Professor of Economics, New York University in Abu Dhabi
- Co-Editor Journal of the Economic Science Association
- Associate Editor European Economic Review
- Editorial Board Journal of Behavioral & Experimental Economics
Main research interests
evolution of cooperation, conflict resolution, determinants of anti-social and pro-social behavior.
Latest working paper
"Are the Rich More Selfish than the Poor, or Do They Just Have More Money? A Natural Field Experiment" (w. James Andreoni and Jan Stoop) (2017) NBER Working paper #23229.
Abstract: The growing concentration of resources among the rich has re-ignited a discussion about whether the rich are more selfish than others. While many recent studies show the rich behaving less prosocially, endogeneity and selection problems prevent safe inferences about differences in social preferences. We present new evidence from a natural field experiment in which we “misdeliver” envelopes to rich and poor households in a Dutch city, varying their contents to identify motives for returning them. Our raw data indicate the rich behave more pro-socially. Controlling for pressures associated with poverty and the marginal utility of money, however, we find no difference in social preferences. The primary distinction between rich and poor is simply that the rich have more money.
[You can read more about it at The Conversation]
"Altruistic punishment does not increase with the severity of norm violations in the field" (w. Loukas Balafoutas and Bettina Rockenbach). Nature Communications (2016) 7, 13327 doi:10.1038/ncomms13327.

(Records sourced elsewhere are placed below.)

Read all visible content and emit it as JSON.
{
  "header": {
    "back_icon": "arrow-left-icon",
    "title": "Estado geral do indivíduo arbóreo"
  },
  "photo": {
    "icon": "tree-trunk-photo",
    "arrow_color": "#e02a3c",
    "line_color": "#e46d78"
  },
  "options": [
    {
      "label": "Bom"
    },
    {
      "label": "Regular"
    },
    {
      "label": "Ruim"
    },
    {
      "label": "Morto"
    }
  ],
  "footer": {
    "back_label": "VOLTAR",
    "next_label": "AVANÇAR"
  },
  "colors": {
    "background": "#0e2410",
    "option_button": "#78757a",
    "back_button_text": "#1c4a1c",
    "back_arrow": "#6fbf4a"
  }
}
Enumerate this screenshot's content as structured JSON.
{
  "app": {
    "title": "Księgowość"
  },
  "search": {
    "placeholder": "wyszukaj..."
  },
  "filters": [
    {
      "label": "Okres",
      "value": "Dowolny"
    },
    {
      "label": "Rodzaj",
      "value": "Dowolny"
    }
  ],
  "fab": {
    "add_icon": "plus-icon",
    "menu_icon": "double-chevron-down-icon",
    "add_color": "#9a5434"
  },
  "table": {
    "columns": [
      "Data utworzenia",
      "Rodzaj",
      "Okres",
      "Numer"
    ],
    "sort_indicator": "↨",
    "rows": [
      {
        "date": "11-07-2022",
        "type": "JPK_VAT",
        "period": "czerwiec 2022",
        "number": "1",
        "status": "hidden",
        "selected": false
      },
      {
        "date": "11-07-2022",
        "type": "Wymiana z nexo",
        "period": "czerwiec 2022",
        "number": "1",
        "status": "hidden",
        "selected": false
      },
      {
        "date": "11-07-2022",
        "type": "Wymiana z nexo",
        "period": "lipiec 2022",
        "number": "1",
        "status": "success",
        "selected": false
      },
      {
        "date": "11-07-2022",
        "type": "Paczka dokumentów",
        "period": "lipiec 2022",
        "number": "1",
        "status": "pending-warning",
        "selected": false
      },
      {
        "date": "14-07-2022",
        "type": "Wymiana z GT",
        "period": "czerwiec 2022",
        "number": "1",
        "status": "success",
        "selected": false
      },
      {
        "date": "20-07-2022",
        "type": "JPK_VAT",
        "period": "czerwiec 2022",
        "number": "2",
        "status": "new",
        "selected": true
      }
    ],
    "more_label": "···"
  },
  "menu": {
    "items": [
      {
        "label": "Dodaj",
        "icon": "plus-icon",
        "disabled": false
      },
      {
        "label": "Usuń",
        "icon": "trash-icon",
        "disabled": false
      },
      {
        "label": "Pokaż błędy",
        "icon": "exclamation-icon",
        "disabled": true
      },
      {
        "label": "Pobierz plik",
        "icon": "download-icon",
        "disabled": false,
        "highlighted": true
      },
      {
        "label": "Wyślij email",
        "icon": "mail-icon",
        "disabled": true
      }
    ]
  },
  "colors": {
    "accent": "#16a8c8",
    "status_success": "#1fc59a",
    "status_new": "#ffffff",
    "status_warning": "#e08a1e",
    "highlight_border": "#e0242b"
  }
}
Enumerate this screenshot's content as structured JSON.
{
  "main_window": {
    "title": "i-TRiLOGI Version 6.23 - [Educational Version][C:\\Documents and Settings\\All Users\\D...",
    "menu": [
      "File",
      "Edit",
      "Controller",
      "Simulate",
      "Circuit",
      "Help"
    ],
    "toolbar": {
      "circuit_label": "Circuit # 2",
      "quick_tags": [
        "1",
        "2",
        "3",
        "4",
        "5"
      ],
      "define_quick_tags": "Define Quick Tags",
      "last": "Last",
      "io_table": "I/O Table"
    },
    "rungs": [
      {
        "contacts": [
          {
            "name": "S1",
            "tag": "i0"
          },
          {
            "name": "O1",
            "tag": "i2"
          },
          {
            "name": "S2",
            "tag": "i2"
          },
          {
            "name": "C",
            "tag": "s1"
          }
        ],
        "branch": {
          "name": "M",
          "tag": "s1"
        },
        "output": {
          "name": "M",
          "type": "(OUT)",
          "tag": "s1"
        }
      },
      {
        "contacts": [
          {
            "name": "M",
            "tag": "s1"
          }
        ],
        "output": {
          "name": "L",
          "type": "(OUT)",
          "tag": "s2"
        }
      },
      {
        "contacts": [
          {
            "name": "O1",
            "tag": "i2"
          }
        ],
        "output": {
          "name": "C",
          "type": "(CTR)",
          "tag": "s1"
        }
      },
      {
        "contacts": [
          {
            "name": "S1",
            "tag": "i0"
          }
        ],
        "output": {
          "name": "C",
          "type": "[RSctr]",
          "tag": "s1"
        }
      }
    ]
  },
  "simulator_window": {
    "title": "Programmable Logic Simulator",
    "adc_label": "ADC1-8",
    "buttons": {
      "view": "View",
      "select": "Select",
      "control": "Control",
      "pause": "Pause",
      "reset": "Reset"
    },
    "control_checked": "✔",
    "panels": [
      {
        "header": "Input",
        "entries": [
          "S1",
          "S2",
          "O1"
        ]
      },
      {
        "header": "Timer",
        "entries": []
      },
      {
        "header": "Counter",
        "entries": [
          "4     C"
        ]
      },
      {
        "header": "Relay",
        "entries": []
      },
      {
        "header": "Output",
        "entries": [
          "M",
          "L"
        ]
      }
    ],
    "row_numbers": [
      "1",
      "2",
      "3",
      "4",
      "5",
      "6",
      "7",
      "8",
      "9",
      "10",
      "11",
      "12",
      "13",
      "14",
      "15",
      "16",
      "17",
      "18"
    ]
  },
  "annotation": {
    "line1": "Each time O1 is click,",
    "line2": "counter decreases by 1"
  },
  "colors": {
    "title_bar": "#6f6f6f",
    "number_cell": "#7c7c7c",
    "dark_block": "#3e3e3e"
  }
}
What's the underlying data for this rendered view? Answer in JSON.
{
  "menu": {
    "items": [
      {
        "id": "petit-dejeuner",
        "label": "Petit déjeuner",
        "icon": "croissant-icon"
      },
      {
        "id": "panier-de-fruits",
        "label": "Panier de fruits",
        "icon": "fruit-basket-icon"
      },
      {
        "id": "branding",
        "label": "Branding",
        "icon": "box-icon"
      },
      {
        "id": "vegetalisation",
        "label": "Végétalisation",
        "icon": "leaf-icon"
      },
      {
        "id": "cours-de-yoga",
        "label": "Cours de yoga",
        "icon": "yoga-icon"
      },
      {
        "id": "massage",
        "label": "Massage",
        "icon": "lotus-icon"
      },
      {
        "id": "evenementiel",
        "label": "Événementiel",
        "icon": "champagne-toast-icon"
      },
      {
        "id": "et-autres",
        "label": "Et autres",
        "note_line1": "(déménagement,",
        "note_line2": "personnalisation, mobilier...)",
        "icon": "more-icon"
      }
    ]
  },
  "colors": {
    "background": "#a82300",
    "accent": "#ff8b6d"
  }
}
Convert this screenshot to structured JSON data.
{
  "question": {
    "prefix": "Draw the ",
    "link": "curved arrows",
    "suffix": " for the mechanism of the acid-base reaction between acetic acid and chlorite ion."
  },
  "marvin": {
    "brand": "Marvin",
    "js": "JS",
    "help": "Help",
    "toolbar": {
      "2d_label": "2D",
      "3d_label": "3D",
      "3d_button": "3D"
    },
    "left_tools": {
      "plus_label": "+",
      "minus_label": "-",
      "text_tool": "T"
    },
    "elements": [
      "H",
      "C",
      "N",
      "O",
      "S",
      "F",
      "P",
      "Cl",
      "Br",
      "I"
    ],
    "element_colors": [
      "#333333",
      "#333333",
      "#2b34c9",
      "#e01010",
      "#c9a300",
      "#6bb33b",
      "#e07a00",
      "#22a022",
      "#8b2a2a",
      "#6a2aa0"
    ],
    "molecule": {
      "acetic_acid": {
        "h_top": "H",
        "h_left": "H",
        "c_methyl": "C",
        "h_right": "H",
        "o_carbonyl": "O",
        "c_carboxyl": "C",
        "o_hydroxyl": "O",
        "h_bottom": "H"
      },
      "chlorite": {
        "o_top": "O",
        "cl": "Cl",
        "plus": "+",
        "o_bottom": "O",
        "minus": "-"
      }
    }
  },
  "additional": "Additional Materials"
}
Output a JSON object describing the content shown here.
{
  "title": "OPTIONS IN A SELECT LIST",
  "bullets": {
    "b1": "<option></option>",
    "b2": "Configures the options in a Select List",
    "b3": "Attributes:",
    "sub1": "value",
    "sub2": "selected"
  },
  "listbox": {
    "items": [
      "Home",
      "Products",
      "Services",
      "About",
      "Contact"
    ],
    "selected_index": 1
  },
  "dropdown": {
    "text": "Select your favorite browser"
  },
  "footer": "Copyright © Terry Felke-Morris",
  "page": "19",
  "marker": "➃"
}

Abstract: The degree of human cooperation among strangers is a major evolutionary puzzle. A prominent explanation is that cooperation is maintained because many individuals have a predisposition to punish those violating group-beneficial norms. A critical condition for cooperation to evolve in evolutionary models is that punishment increases with the severity of the violation. Here we present evidence from a field experiment with real-life interactions that, unlike in lab experiments, altruistic punishment does not increase with the severity of the violation, regardless of whether it is direct (confronting a violator) or indirect (withholding help). We also document growing concerns for counter-punishment as the severity of the violation increases, indicating that the marginal cost of direct punishment increases with the severity of violations. The evidence suggests that altruistic punishment may not provide appropriate incentives to deter large violations. Our findings thus offer a rationale for the emergence of formal institutions for promoting large-scale cooperation among strangers.
Tuesday and Thursday, 9-10 am
For meetings outside these hours, please send me an email.
NYU Abu Dhabi, Saadiyat Island, Building A5, Office 1143
This website was (partly) updated on: Dec 22, 2015